Week 4

I truly believe that my body is my temple. Everything in moderation and exercise.  Body goals and expectations? I just want to be a fit granny.

I truly believe that my body is my temple.

Everything in moderation and exercise. 

Body goals and expectations? I just want to be a fit granny.


Week 3

"I have been the victim of racial prejudice to the point where I felt palpable fear for my life, yet I love my skin colour and it's tone and I would not change it even if I had a choice. My stretch marks make me feel as though I exchanged my womanhood for motherhood and I feel immense loss; that feeling has made me either compromise or over-compensate in relationships with men that would be shocking to my pre-pregnancy self.  Daily I pretend convincingly that I have made peace with the flop, the sag and the battle with the bulge because I pray that in doing so a legacy of acceptance of the natural changes of a woman's body will be passed onto my daughter and my son.  Lastly, and by no means least, there is hardly a better way to affirm body image than becoming a piece of art-- tattoos rock, everyone should have! (That's not a fourth sentence, that's a call to arms!)"

"I have been the victim of racial prejudice to the point where I felt palpable fear for my life, yet I love my skin colour and it's tone and I would not change it even if I had a choice.

My stretch marks make me feel as though I exchanged my womanhood for motherhood and I feel immense loss; that feeling has made me either compromise or over-compensate in relationships with men that would be shocking to my pre-pregnancy self. 

Daily I pretend convincingly that I have made peace with the flop, the sag and the battle with the bulge because I pray that in doing so a legacy of acceptance of the natural changes of a woman's body will be passed onto my daughter and my son. 

Lastly, and by no means least, there is hardly a better way to affirm body image than becoming a piece of art-- tattoos rock, everyone should have! (That's not a fourth sentence, that's a call to arms!)"


Week 2:

It’s all about 118. That’s my magic number.

I love my body when the scale says 121 because I’m on my way to 118. I hate it when the scale says 127. What a difference the number 6 can make.

I know I have a problem, that may or may not be fixed. I have to live with that. All my problems go away with 118. 


Week 1

A boy called me a whale when I was nine years old. Since then, no matter how many wonderful things have been said about me, I can't get that reference out of my head. Three pregnancies have taken their toll on my tummy. It is my biggest insecurity.  I have girls and I constantly worry about the message I am sending them- I never want them to be as insecure about their bodies as me.

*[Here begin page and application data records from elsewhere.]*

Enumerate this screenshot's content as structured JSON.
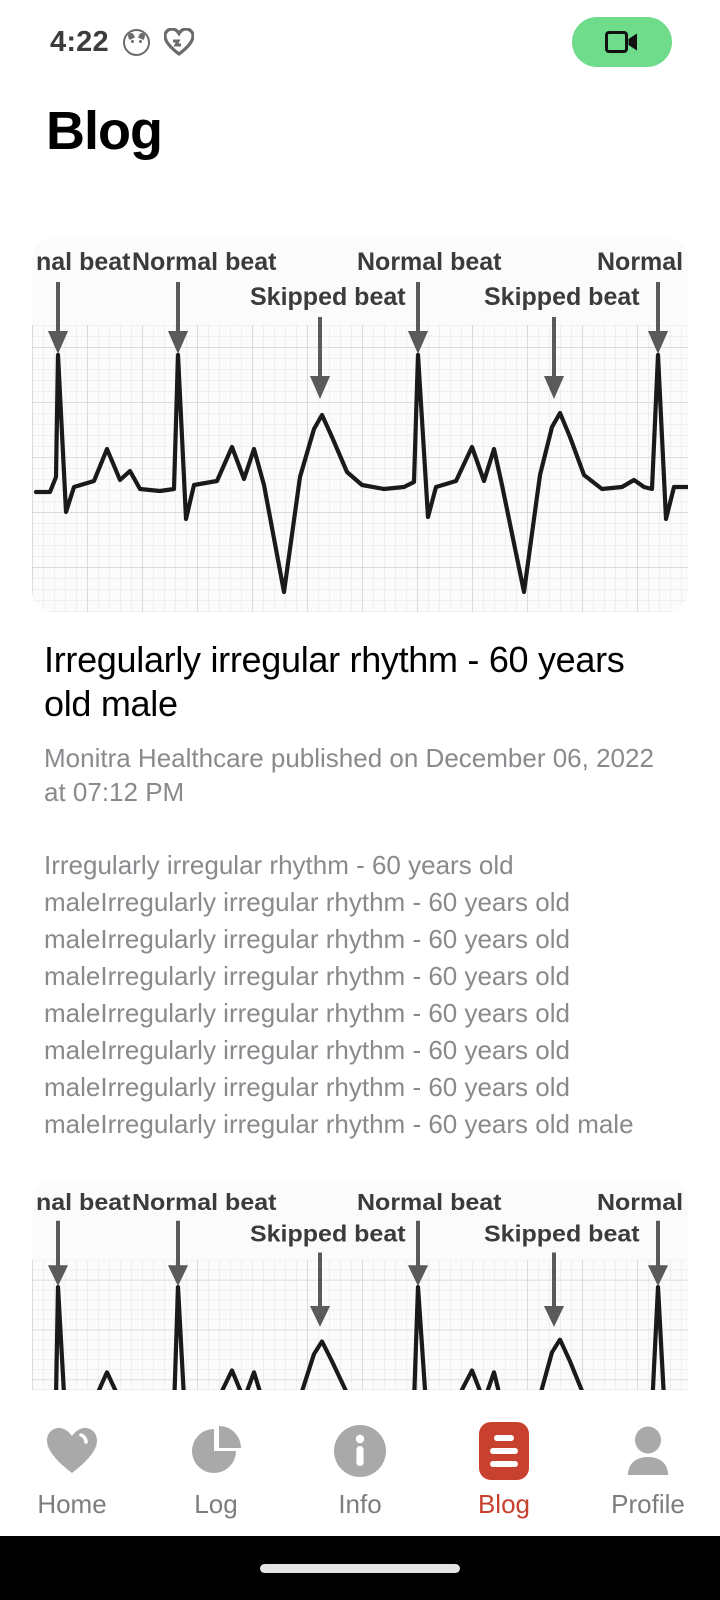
{
  "status_bar": {
    "time": "4:22",
    "icons": [
      "cat-face-icon",
      "heart-icon"
    ],
    "action_button": {
      "icon": "video-camera-icon",
      "color": "#6fdc8c"
    }
  },
  "header": {
    "title": "Blog"
  },
  "posts": [
    {
      "image": {
        "alt": "ecg-rhythm-strip",
        "labels": [
          "nal beat",
          "Normal beat",
          "Skipped beat",
          "Normal beat",
          "Skipped beat",
          "Normal"
        ]
      },
      "title": "Irregularly irregular rhythm - 60 years old male",
      "byline": "Monitra Healthcare published on December 06, 2022 at 07:12 PM",
      "body": "Irregularly irregular rhythm - 60 years old maleIrregularly irregular rhythm - 60 years old maleIrregularly irregular rhythm - 60 years old maleIrregularly irregular rhythm - 60 years old maleIrregularly irregular rhythm - 60 years old maleIrregularly irregular rhythm - 60 years old maleIrregularly irregular rhythm - 60 years old maleIrregularly irregular rhythm - 60 years old male"
    },
    {
      "image": {
        "alt": "ecg-rhythm-strip",
        "labels": [
          "nal beat",
          "Normal beat",
          "Skipped beat",
          "Normal beat",
          "Skipped beat",
          "Normal"
        ]
      }
    }
  ],
  "bottom_nav": {
    "active": "Blog",
    "items": [
      {
        "label": "Home",
        "icon": "heart-icon"
      },
      {
        "label": "Log",
        "icon": "pie-chart-icon"
      },
      {
        "label": "Info",
        "icon": "info-circle-icon"
      },
      {
        "label": "Blog",
        "icon": "document-lines-icon"
      },
      {
        "label": "Profile",
        "icon": "person-icon"
      }
    ],
    "inactive_color": "#a9a9a9",
    "active_color": "#c8412f"
  }
}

A boy called me a whale when I was nine years old. Since then, no matter how many wonderful things have been said about me, I can't get that reference out of my head.
Three pregnancies have taken their toll on my tummy. It is my biggest insecurity. 
I have girls and I constantly worry about the message I am sending them- I never want them to be as insecure about their bodies as me.